Adding to the impact of the company's bizarre movements in “Working Flesh” were an abstract overhead light sculpture, plus multiple kaleidoscopic, polluted factory and other projections on giant screens.
Topping this tour de force in some ways was the sheer joy of running and gesturing figures, with hair flying, in “Tethered,” Hartel's carefree celebration of rock music by the Allman Brothers, David Essex and Ted Nugent.

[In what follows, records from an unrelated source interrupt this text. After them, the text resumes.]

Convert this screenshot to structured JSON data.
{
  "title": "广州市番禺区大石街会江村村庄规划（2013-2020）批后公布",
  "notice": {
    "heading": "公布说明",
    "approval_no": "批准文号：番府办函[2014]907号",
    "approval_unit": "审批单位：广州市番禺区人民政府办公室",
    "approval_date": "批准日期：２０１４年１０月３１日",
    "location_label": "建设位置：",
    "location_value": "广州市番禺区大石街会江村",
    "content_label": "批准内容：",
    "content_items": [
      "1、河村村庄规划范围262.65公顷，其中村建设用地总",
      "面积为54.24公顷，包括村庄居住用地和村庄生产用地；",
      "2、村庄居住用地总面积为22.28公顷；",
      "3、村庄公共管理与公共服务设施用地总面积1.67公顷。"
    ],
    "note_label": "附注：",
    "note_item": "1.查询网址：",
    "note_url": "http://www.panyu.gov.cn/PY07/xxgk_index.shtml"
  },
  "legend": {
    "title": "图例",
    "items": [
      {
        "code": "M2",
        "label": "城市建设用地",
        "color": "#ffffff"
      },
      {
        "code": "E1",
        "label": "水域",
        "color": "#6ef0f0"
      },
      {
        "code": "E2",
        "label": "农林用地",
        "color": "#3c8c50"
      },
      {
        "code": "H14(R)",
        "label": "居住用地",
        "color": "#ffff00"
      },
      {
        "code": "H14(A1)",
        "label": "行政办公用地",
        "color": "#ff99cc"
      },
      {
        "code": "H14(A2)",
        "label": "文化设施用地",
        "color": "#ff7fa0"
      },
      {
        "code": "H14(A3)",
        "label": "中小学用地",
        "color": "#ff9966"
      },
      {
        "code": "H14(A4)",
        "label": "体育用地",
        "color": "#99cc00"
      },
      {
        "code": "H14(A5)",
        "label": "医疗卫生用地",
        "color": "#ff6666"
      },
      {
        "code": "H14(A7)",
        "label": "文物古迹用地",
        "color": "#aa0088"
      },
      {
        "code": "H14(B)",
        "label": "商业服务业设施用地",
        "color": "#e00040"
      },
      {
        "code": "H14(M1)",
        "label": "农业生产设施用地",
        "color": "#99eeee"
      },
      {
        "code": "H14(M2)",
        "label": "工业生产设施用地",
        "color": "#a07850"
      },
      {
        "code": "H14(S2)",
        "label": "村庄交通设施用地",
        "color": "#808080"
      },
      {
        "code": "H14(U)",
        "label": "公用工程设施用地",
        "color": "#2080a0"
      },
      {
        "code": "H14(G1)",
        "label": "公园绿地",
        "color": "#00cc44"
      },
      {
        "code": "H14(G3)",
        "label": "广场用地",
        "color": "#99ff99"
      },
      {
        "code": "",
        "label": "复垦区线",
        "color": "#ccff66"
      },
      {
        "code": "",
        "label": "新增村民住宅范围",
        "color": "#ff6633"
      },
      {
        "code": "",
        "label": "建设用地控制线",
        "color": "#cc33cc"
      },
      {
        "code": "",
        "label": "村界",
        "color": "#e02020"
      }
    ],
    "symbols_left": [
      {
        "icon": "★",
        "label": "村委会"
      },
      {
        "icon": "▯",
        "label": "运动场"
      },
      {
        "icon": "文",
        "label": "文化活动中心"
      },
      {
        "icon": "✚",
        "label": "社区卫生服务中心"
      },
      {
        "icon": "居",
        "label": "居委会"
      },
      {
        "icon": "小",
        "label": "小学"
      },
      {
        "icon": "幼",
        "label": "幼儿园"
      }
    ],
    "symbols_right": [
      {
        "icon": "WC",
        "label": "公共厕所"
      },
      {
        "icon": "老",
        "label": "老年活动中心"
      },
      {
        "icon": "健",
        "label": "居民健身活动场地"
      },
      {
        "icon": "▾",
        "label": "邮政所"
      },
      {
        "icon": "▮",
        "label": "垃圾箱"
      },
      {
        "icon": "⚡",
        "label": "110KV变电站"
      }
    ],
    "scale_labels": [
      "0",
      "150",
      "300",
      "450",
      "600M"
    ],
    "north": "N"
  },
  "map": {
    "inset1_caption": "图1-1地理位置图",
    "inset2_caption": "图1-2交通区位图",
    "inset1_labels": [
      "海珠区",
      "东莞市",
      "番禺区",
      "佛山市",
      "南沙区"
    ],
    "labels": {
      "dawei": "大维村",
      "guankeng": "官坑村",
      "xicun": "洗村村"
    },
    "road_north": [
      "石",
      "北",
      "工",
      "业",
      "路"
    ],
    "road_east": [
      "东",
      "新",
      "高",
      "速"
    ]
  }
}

More serious, but equally celebratory, were three excerpts from the “Songs of the Disinherited,” which premiered in 1972 in Los Angeles, and was re-created at OU by guest artist McKayle (assisted by Stephanie Powell).
Omar Humphrey and Kiosh Monroe flexed their muscles as men working in faded denim “Upon the Mountain” in the first part of “Disinherited,” while Emily Jo Haenny danced with expressive abandon in “Angelitos Negros.”
Ending the program on an upbeat note, indeed, was the entire company, as it used the wild movements of its entire bodies to express the sheer joy of “Shaker Life,” in the final excerpt from McKayle's creation. The “Contemporary Dance Oklahoma” production is highly recommended during its remaining performances.
— John Brandenburg